How would you feel if you were too anxious to express your thoughts and feelings on any given topic - if you felt uncomfortable in a crowd but really not that more confident with far fewer around - and suddenly, everyone in your tightly knit group is hanging off your new friend's every word?
How would you feel about that, if you were shy, even when Star is consistent in her kindness and solicitous of Zoe's feelings? I think you might feel a little jealous and left out, even when no one is excluding you for five seconds. Worse still, I think you might feel even more inhibited, inadequate.
This is so well balanced.

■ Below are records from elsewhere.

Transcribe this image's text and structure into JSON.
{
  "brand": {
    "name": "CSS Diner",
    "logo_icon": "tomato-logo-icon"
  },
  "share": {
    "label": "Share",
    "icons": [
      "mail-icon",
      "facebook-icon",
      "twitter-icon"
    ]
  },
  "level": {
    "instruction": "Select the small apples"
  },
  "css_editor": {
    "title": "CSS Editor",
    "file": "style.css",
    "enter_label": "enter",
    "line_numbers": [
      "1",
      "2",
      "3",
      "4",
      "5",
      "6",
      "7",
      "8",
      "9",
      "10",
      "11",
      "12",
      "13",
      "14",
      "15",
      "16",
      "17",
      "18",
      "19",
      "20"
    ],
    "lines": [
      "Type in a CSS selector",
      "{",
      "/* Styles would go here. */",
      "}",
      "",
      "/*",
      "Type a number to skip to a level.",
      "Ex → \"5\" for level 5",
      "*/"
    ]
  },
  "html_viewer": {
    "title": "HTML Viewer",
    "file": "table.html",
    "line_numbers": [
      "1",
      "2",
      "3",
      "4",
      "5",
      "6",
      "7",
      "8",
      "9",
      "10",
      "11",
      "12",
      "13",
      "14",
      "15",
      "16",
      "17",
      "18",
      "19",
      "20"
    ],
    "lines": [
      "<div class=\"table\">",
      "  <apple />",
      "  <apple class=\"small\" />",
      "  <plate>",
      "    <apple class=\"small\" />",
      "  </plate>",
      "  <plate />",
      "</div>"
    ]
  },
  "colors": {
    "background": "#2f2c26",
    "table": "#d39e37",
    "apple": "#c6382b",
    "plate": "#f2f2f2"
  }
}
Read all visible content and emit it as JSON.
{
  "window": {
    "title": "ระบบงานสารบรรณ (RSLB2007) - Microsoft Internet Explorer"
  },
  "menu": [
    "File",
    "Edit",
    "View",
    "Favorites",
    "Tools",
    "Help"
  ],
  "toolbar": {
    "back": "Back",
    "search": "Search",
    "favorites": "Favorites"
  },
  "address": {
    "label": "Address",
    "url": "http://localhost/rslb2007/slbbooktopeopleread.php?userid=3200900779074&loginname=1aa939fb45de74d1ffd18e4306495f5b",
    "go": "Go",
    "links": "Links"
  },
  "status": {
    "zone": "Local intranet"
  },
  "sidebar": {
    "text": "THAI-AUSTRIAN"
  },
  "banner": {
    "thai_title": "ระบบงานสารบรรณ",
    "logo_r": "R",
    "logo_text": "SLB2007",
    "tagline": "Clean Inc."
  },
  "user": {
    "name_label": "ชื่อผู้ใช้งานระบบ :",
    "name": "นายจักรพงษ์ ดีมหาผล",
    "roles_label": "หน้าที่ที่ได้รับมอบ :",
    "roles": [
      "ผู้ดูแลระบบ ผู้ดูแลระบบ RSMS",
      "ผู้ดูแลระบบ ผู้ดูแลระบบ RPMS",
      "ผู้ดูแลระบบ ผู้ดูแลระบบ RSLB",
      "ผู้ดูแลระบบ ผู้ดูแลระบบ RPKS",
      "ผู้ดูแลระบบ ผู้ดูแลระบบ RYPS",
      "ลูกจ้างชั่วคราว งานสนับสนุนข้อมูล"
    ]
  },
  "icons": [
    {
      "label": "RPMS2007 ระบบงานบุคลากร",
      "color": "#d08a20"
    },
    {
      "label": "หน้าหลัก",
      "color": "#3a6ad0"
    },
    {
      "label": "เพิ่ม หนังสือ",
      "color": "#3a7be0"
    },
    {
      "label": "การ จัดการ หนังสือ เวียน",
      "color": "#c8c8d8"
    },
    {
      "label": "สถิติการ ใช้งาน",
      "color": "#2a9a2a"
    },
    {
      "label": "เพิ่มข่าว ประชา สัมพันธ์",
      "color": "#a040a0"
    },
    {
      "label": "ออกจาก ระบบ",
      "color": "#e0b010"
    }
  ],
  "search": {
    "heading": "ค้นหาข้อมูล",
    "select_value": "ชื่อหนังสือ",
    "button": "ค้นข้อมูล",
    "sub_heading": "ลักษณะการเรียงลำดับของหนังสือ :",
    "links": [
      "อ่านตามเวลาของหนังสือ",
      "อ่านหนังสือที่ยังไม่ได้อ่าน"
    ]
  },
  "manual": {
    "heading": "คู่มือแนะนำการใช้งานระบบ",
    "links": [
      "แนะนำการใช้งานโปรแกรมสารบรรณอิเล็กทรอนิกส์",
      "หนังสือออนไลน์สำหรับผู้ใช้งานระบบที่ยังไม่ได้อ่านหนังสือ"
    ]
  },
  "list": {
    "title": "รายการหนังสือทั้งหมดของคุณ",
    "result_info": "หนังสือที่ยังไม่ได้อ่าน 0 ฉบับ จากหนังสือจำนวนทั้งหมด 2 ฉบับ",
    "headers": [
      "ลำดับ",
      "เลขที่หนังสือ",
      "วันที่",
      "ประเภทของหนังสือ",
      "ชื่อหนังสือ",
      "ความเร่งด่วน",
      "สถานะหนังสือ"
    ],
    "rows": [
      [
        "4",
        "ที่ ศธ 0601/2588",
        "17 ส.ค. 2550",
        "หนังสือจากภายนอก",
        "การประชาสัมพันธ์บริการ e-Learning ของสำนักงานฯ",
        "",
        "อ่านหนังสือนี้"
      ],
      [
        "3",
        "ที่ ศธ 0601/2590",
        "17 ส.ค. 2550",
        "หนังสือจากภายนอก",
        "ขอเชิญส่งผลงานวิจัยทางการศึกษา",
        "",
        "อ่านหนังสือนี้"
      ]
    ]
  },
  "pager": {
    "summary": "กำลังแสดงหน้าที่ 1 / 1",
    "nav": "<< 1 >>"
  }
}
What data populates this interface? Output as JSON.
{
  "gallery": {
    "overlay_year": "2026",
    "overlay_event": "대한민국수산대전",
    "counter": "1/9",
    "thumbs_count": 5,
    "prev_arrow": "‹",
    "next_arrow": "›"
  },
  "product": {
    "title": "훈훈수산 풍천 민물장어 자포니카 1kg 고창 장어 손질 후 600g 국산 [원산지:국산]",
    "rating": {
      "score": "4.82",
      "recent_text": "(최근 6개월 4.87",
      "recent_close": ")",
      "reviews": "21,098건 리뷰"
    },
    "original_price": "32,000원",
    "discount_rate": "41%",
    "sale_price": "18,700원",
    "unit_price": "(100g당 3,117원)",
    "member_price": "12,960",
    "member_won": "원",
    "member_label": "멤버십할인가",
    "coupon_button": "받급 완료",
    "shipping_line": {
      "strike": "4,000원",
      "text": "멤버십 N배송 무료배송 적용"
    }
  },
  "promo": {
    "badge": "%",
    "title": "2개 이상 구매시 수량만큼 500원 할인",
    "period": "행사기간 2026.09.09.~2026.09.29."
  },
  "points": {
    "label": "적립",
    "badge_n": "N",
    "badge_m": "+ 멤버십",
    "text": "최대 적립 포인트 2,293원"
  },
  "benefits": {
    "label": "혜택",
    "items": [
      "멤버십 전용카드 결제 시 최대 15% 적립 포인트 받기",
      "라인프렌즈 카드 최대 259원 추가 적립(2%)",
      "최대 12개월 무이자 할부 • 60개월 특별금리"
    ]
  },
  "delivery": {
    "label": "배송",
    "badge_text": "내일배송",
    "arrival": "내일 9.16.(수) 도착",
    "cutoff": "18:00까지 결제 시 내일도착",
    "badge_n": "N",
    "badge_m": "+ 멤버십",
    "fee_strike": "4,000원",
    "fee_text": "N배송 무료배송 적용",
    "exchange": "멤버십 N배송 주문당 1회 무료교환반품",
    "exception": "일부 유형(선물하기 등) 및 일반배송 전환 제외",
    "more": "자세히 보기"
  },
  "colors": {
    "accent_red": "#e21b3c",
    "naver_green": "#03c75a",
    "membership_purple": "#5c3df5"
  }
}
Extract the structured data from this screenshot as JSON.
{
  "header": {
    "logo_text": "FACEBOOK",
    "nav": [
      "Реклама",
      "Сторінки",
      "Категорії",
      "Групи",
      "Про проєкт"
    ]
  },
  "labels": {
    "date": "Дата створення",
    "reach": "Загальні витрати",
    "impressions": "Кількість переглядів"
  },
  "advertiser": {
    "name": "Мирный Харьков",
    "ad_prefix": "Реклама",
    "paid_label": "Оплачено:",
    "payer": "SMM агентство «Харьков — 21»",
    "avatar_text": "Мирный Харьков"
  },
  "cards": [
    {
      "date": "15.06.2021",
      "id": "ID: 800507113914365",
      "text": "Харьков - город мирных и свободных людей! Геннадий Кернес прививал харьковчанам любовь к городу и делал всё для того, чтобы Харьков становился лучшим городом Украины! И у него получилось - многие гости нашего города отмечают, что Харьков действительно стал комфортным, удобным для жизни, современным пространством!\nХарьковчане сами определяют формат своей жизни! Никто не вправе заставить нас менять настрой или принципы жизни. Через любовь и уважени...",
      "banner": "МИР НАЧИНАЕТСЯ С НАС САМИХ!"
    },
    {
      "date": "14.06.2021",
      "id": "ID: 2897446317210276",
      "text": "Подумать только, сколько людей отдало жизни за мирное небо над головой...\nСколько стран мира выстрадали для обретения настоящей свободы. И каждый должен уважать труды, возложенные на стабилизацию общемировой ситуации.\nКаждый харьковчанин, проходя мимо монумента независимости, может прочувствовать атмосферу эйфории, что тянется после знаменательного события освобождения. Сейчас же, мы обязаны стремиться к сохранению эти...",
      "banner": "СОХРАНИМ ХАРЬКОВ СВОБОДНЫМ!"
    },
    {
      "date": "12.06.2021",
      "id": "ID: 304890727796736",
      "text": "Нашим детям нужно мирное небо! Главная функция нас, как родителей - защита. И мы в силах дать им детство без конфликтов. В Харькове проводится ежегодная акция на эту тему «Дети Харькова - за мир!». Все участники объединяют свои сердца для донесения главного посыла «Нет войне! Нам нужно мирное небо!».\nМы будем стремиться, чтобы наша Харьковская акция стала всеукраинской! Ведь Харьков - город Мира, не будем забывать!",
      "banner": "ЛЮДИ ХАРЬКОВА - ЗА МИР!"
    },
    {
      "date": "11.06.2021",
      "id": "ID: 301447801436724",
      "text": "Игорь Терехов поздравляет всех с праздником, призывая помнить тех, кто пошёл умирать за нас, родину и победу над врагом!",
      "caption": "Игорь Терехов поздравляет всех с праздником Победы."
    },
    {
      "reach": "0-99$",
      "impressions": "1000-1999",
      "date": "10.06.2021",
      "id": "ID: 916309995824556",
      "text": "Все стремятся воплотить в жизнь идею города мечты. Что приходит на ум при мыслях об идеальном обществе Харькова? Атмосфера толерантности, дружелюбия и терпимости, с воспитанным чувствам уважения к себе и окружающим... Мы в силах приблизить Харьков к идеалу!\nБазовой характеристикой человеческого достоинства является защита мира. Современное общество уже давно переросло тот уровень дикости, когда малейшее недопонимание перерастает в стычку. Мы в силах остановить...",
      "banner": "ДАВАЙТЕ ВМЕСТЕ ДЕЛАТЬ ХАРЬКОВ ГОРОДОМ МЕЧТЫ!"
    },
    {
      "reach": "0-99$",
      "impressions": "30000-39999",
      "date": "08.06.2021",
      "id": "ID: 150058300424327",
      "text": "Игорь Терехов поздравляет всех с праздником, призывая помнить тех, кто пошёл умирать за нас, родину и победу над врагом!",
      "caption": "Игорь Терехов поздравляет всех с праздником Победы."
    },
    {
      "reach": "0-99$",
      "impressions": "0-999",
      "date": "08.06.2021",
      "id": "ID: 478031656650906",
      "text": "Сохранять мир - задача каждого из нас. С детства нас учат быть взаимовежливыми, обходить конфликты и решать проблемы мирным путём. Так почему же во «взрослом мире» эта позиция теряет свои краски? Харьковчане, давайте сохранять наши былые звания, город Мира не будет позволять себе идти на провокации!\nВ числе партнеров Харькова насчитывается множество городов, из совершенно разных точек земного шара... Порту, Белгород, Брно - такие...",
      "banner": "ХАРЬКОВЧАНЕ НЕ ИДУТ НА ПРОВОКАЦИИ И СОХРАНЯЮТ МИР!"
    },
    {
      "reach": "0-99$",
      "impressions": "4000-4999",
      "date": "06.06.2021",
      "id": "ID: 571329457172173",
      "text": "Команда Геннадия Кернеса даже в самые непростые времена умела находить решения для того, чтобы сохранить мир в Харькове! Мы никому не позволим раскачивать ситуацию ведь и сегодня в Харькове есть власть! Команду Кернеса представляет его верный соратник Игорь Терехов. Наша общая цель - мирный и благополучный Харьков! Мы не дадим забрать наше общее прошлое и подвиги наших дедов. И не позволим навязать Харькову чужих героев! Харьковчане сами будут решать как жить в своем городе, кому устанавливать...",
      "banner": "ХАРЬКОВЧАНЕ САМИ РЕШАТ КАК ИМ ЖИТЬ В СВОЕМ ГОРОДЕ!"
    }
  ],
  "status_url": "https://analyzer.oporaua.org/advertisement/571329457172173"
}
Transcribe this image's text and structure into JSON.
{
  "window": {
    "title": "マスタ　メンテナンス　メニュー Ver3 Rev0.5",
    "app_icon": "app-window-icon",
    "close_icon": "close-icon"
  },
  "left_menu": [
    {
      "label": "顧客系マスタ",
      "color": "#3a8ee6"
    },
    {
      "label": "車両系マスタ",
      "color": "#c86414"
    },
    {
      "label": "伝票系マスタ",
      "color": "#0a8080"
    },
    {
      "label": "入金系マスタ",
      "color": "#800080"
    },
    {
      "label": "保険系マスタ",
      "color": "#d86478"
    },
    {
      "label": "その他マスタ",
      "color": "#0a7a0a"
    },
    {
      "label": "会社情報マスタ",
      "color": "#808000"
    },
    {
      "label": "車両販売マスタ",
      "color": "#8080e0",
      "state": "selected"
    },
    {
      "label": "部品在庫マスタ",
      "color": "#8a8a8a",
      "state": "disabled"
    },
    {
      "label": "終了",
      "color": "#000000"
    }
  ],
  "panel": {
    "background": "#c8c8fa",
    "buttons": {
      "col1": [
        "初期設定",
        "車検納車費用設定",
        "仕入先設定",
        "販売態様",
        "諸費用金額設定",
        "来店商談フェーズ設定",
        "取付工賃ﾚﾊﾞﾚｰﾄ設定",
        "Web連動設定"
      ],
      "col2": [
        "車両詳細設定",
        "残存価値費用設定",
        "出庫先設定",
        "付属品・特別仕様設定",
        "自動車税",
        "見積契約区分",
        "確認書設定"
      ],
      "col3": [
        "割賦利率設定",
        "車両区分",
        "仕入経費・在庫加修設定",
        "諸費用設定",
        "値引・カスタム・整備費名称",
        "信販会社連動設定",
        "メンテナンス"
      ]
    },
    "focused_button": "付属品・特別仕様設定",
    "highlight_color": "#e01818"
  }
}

In addition, the tone is masterfully controlled right from the get-go, a bright burst of initial colour to invite you in followed by sombre grey tones once Zoe's turned down that first invitation. The light fades fast as she sits alone at the bus shelter, then on the bus. Home is in half-light, like a limbo, as Zoe treads water while her parents converse.
But then the night sky erupts to spectacular effect, for a quite different new light is about to enter Zoe's world and all will be well in the end!
Alice Clarke works at Dave's Comics in Brighton. You really must pop in whenever you're down south. I'm so very fond of them: one of my five favourite comic shops in the UK!
For more "alien lady lands on Earth and lives in the world of humans", please see the three volumes of Mark Oakley's more mischievous, mirth-inducing STARDROP.